Supplied material:
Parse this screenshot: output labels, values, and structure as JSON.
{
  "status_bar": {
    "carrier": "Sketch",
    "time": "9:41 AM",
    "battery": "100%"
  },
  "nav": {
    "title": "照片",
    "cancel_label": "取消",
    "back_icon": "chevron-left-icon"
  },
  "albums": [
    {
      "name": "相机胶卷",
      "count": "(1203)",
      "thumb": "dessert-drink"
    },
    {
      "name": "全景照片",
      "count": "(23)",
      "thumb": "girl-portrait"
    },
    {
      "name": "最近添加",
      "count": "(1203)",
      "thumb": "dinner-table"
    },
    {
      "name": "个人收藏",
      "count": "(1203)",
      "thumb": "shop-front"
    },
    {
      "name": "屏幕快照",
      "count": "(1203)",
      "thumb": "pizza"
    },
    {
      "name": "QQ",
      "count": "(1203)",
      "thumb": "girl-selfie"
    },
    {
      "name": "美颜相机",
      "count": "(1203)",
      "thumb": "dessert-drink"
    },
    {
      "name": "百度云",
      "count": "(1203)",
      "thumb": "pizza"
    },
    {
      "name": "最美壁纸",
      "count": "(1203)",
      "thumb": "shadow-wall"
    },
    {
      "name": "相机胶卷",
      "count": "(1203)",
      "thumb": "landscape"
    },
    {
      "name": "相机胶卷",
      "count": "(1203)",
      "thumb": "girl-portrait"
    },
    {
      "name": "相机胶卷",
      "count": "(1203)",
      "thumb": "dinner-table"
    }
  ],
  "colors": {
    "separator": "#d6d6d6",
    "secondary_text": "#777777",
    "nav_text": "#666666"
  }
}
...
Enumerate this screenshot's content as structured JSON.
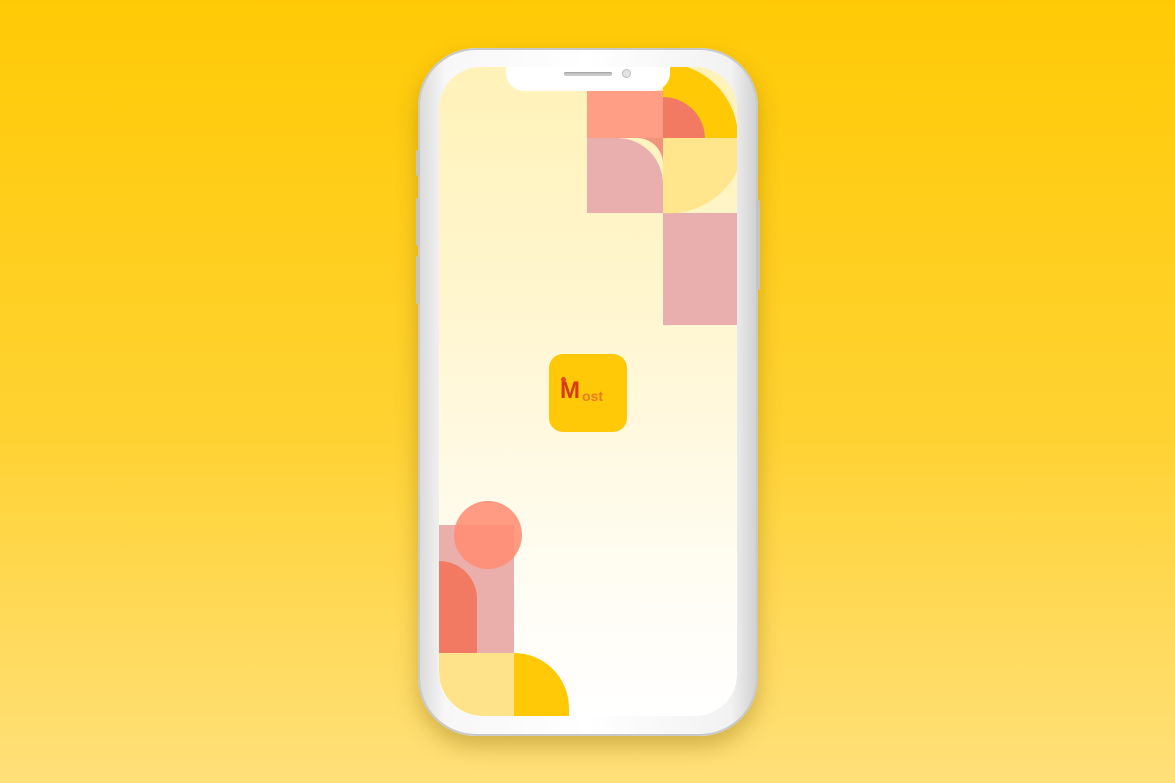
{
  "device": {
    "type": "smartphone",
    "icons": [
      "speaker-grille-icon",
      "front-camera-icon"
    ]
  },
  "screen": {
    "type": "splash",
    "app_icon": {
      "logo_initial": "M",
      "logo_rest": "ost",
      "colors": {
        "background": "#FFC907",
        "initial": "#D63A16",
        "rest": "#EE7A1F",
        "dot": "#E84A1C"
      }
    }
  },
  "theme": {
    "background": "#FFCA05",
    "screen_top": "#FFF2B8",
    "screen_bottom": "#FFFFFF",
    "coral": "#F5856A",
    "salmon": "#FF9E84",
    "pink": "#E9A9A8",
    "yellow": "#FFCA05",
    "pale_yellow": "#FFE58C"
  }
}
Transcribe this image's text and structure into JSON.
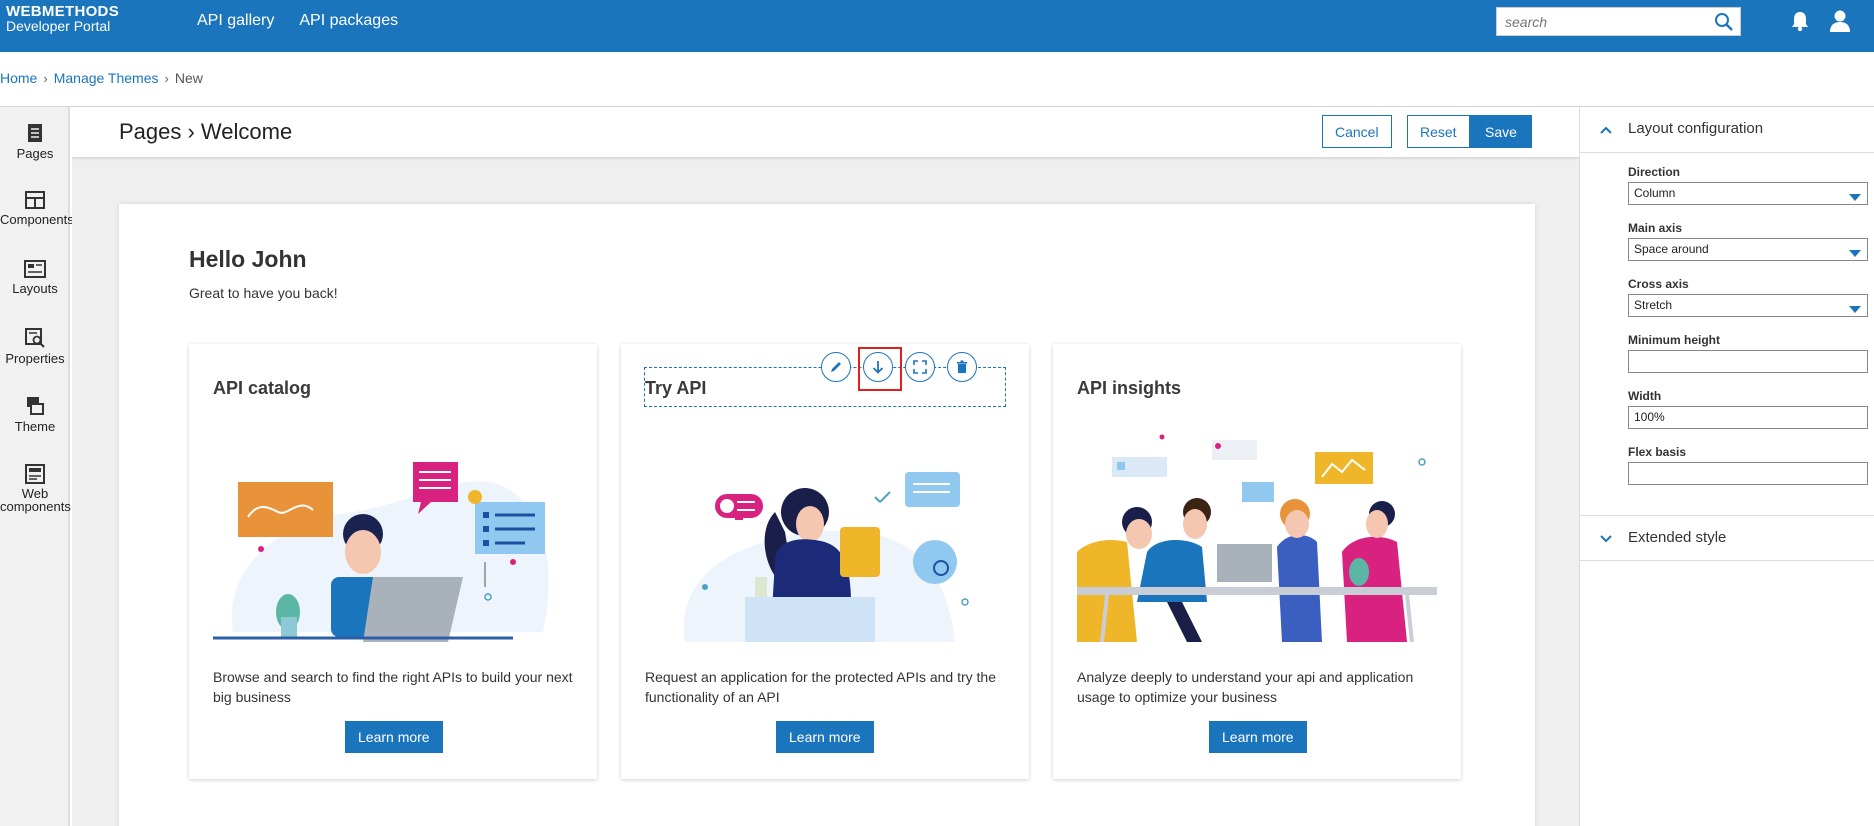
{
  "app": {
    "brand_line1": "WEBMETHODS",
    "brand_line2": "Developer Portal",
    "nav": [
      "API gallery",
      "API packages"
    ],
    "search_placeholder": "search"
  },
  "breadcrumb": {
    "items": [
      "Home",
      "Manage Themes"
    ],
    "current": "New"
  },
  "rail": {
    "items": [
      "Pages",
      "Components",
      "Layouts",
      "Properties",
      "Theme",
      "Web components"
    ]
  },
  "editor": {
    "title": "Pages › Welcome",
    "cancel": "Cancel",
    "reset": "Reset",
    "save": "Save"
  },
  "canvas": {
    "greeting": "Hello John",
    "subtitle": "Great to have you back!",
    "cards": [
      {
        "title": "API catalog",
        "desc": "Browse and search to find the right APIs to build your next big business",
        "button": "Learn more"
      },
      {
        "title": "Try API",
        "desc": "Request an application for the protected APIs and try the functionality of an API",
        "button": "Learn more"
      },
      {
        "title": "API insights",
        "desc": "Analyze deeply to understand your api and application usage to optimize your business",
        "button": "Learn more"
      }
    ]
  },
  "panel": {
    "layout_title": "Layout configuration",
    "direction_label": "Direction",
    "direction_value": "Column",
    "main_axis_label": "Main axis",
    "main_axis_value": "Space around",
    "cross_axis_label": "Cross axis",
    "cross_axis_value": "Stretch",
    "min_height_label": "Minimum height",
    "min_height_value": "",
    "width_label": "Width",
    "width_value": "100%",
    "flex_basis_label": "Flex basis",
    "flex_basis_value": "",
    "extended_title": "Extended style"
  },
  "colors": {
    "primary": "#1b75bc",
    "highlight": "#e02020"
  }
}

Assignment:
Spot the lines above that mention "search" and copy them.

Output of the task:
    "search_placeholder": "search"
        "desc": "Browse and search to find the right APIs to build your next big business",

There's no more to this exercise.